“I don’t think it will be that bad,” Middleton says. “The crews are only one or two people, they are usually family members. We’re not ever congregating into big groups.”
Harvest begins in a few days, and he’s had little time to react. Asparagus harvest is brief and intense. It goes on every day for 10 weeks. Just one or two virus cases could cripple his operation.
“So, we can’t take a two-week break in case people get sick,” Middleton says. “Without a regular workforce every single day, we’re going to get backed up quickly and have a lot of product that we wouldn’t be able to pack or sell -- that could get upside down in a big hurry.”
Off the record, other farmers say they’re really worried. They can’t find the normal cleaning supplies required by the federal government, pre-pandemic — supplies like bleach for wiping down worker stations.
They’re also worried about training their staff in time, especially in fruit and vegetable processing facilities, where workers often stand shoulder to shoulder.
Phil Clouse, with Gourmet Trading Company in Pasco, says he’s more mechanized. But he’s still mandating all workers in the processing plant wear protective gear like hairnets, aprons, gloves and hand-made masks. They’ll also clean the entire large facility more than the usual twice-daily.
“We’re going to check people for temperatures coming to work,” Clouse says. He adds that anybody that shows a fever won’t be let inside. “We’ll ask them to go home and quarantine themselves.”
Cherries Turn Sour?
Still to come are some of the Northwest’s most intensive hand-picked crops: cherries and blueberries. They'll be ready to harvest in late May and early June.
This year’s sweet cherry harvest could turn sour with the coronavirus.
The first hitch is planes. There are fewer and fewer routes to fly people, and therefore less cargo space. This year’s estimated 22 million boxes of cherries will be too perishable to wait.

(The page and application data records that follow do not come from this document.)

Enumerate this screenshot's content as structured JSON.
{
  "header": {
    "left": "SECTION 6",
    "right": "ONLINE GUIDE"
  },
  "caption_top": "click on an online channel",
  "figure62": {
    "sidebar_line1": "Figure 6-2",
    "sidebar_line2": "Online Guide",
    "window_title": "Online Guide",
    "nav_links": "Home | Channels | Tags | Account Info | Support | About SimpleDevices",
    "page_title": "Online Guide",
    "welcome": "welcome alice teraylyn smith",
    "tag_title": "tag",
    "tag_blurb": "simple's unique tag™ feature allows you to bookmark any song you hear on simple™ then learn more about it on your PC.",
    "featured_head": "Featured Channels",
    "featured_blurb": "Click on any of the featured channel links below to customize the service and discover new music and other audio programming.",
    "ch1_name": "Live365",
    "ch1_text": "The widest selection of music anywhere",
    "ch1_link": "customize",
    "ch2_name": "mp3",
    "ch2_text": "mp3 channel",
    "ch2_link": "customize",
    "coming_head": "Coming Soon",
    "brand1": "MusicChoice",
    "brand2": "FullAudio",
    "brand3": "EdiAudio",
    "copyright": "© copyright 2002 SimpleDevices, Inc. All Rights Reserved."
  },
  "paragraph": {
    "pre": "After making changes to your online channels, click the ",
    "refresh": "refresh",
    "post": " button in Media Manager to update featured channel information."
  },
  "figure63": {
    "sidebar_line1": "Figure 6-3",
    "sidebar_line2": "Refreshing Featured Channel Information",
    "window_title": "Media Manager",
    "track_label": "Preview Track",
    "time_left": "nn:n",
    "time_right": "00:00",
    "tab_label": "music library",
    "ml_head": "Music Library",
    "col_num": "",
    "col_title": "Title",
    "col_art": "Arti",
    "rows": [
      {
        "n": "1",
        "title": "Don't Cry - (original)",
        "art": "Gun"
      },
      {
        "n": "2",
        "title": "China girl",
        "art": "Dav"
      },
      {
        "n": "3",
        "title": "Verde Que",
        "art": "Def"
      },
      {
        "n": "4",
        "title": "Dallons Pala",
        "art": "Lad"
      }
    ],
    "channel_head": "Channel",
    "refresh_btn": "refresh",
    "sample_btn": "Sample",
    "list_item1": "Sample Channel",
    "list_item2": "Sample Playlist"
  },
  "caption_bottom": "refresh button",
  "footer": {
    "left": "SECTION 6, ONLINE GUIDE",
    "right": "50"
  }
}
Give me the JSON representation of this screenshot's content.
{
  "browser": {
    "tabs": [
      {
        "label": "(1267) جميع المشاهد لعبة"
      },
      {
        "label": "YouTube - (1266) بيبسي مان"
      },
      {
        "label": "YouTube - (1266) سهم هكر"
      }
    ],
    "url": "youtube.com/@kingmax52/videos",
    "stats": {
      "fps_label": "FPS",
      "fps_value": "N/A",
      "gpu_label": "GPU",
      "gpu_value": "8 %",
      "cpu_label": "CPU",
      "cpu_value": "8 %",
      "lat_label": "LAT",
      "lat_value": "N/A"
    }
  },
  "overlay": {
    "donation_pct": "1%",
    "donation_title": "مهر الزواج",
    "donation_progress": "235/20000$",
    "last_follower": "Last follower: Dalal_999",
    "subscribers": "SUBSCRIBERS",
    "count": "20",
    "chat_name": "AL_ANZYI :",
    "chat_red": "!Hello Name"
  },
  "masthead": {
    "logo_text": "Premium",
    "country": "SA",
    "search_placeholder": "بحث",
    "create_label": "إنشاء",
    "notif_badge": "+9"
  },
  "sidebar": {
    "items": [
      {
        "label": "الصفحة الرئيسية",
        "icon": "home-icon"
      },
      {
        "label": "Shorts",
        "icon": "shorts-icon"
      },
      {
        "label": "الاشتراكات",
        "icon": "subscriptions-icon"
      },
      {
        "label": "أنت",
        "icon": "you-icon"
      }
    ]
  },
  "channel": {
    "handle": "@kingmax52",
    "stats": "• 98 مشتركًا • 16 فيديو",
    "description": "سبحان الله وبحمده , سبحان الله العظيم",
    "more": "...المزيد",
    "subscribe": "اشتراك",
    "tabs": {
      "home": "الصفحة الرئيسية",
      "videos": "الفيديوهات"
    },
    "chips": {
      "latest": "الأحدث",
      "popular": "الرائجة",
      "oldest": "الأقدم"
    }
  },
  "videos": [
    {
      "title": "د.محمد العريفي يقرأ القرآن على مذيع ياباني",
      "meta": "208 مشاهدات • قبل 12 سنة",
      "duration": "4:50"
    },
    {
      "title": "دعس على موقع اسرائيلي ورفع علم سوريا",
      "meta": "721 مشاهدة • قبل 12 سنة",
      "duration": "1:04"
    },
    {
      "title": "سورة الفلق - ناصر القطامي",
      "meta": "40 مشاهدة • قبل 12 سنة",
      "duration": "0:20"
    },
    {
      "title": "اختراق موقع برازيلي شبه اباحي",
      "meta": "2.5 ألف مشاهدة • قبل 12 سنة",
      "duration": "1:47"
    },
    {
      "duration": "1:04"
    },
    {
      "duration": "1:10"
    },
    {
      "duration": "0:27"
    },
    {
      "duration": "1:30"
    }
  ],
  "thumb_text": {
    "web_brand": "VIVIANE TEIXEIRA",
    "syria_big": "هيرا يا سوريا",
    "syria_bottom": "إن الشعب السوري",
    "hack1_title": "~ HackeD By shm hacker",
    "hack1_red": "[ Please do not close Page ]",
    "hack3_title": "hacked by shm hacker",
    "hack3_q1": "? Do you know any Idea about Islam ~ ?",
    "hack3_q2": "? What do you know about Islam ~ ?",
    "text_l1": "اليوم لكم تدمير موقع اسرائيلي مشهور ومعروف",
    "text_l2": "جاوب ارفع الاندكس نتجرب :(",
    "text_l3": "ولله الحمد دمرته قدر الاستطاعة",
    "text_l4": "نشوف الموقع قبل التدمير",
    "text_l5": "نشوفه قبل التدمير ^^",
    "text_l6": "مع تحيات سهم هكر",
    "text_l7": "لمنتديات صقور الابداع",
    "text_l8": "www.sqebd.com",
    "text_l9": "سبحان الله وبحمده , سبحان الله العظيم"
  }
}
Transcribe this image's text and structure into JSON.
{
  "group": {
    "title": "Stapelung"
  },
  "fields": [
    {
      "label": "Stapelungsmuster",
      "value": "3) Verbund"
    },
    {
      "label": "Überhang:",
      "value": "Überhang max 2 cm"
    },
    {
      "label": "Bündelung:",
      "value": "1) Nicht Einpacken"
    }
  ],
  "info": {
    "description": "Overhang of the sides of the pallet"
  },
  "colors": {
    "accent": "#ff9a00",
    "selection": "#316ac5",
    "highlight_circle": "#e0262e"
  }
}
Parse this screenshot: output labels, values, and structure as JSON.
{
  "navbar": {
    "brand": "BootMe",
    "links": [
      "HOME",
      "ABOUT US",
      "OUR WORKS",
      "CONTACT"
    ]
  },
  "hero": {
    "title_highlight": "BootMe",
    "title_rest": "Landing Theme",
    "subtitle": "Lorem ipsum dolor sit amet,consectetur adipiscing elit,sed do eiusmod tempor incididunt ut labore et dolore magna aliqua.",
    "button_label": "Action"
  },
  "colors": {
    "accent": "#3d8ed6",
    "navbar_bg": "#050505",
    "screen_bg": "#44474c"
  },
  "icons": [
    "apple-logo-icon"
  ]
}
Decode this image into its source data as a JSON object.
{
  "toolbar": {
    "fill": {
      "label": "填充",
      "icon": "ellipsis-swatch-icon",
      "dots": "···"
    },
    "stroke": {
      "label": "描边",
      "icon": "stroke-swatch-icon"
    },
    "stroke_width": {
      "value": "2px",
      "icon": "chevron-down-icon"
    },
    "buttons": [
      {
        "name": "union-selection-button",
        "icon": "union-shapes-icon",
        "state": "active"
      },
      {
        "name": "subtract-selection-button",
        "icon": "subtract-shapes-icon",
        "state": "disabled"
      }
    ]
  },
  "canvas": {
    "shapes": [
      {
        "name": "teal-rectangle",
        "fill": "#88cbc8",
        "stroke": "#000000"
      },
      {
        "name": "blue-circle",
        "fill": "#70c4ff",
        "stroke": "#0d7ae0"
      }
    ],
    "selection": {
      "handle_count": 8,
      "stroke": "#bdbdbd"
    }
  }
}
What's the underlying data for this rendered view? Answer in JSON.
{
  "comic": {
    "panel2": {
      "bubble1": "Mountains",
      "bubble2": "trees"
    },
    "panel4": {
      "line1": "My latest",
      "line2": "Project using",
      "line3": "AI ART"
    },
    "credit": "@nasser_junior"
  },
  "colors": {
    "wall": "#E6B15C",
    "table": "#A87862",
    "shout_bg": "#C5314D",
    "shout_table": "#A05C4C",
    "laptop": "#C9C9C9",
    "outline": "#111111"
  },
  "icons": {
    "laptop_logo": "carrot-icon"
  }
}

B.J. Thurlby is president of Northwest Cherry Growers, based in Yakima.
“If you’re a grower right now, it’s really making you nervous,” Thurlby says.
Yet another problem: Thurlby says cherries are often an impulse buy in the store. But these days, more shoppers are buying online and getting groceries delivered.
No Workers, No Fruit
Perhaps the largest problem for growers is the prospect of not enough pickers.
Mike Gempler is executive director of the Washington Growers League, a non-profit advocate for farm labor and employment.
He says since the Trump Administration has tightened the border with Mexico, only certain H-2A visa workers are allowed to come north. Gempler says Northwest growers might be short by as much as 30% of their normal guest workers.
Safely housing them will be a big issue, too. Many usually sleep in bunk beds, four to a room.
Gempler says, it’s all about keeping six feet apart in tight quarters and hand washing.
“Having hand sanitizer in every room,” Gempler says. “Having disinfectant wipes available at every entry and exit door.”
Another issue to resolve: Crews usually ride to the fields in packed vans.
Upon reflection, Gempler says there may be a solution to the foreign worker shortage. Some of the many locals who recently lost their jobs are driving out to the fields to find work.